A blog in several parts, due to photo size.
The kit is designed so that the body folds up from the floor in two halves jointed at the floor centreline, with quite large gaps to be filled with card. The corridor wall is then soldered in. I thought about this and decided it worried me. The sides fold inwards about 5 mm at cantrail height narrowing the aperture to get in and do the interior. I made coaches this way in the past and it was a real hassle getting in to add details and glaze the windows. That was with full compartment stock, I don’t know how folk manage to paint the corridor side.
So, a bit of lateral thinking.

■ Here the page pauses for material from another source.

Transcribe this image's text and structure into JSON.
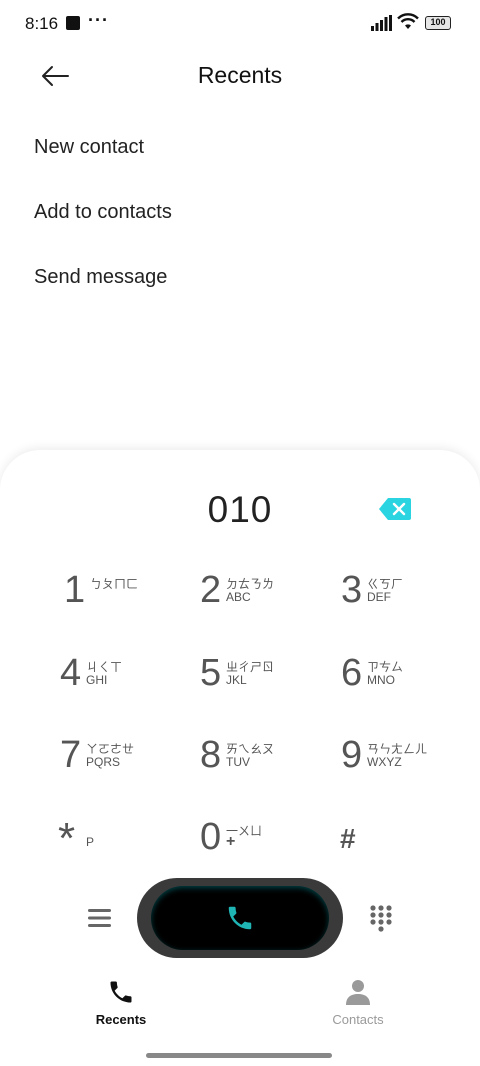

Firstly the roof and ends. Some delicate forming of the roof section, then the support structure and ends. I worked off a board with it all clamped down to keep it square. Lighting is in place, lamps are central to the compartments. Note the little tabs soldered to the support structure at cantrail height. They line up with compartment partitions. A coat of white primer on the inside.
One of the features of these coaches was that the body sat on a set of rubber blocks. I haven’t quite gone that far, but here is the floor cut from 10 thou brass, studs to fix it to the frames and the corridor etch soldered in. Again, note the little tabs soldered to the floor.
I spent a fair time thinking about lighting. I tried latching reeds a long time ago, temperamental and delicate.So I needed a switch, but where to put it? The obvious answer was battery in one toilet and switch in the other, but how to operate the switch? It dawned on me, there are four small holes in the roof for the toilet tank fillers. Made from 1.5 mm tube, three dummies and one leading down to the switch. Just push a bit of wire down to turn the lights on and off.
So here it is on the frames. Plenty of access to fit the compartments and seating. Easy battery change.
And the next bit ...